The media has been full of stories lately about the death of facts and the rise of “fake news.” It is reasonable to wonder if people sitting on juries will be able to function appropriately in this post-fact world, says Ross Laguzza of R&D Strategic Solutions LLC.
Security threats simply used to be considered technical matters for the information technology department or, more recently, the chief information officer. This approach does not work in today’s threat environment. Cybersecurity generally, and internet-of-things security specifically, is an enterprise-wide concern, say Sonja Carlson of Sheppard Mullin Richter & Hampton LLP and Alan Brill of Kroll.
Pro se litigation can be a time-consuming cost of doing business, particularly for large, well-known companies. Though pro se cases occasionally include interesting, even amusing, claims, like all litigation, they must be taken seriously. In this article, attorneys from Shook Hardy & Bacon LLP detail several practical approaches to dealing with the problems posed by pro se litigants.
What should companies expect when involved in the arbitration of aerospace, aviation, defense, cyber, security and technology-related disputes? Taft Stettinius & Hollister LLP partners Bill Wagner and Michael Diamant share 10 tips for presenting complex cases in arbitration.
President-elect Donald Trump’s election injects uncertainty into the U.S. Supreme Court’s makeup and its future rulings, including for employment-related cases. Employers might view this election as a win, given the influence it could have on the ruling in McLane v. U.S. Equal Employment Opportunity Commission, say attorneys at Bradley Arant Boult Cummings LLP.
Last week, media outlets flooded the airwaves with dark tales of online Russian operatives who prevented Hillary Clinton from becoming U.S. president. However, the conclusory allegation of a Russian-orchestrated and targeted cyberstrike seems more akin to propaganda than truth, and is not only disquieting, but also irresponsible, says John Reed Stark, president of John Reed Stark Consulting LLC and former chief of the U.S. Securiti... (continued)
The offshore banking industry attracted global attention earlier this year with the publication of 11.5 million leaked documents detailing decades of information about over 200,000 bank accounts and shell companies. Jeremy Maltby and Grant Damon-Feng of O'Melveny & Myers LLP examine government responses to the Panama Papers and offer tips for companies to minimize their risk of exposure to unlawful shell company activity and its consequences.
Given that the Republican Party will soon hold three of five commissioner seats at the Federal Communications Commission, its agenda will likely hold sway for at least the next four years. The FCC may shift its attitude toward issues such as spectrum management and major mergers, says Stephanie Roy of Steptoe & Johnson LLP.
I recently asked a panel of four federal court judges whether they expect courts to start taking a more active role in e-discovery. They answered with a resounding yes. However, their responses left me wondering whether courts are actually taking a more active role in discovery since the Federal Rules of Civil Procedure amendments took effect in December 2015, says Cristin Traylor of McGuireWoods LLP.

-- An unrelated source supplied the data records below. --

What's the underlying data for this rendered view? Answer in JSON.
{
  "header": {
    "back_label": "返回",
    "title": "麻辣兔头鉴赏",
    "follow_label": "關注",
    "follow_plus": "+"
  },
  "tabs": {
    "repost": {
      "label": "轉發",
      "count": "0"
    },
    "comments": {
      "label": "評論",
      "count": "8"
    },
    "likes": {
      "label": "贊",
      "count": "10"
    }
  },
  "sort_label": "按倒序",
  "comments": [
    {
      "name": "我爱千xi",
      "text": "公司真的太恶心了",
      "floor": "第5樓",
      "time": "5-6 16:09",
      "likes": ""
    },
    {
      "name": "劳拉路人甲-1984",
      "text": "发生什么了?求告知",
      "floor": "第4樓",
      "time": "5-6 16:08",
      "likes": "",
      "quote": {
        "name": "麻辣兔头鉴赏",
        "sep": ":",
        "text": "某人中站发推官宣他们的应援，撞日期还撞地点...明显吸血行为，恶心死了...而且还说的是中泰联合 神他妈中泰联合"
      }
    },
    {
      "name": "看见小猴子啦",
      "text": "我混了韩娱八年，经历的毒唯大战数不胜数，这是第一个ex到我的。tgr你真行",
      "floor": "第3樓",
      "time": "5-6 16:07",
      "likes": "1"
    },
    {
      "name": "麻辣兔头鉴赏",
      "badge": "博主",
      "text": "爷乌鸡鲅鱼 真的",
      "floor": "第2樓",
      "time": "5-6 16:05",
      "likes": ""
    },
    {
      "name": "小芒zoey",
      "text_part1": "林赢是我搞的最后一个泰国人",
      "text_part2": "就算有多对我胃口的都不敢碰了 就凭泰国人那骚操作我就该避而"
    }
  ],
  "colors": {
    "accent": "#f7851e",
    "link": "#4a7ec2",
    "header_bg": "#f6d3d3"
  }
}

In the penultimate article in his five-part series, David Kluft of Foley Hoag LLP continues to bring you the most interesting beer and wine trademark dispute cases of 2016.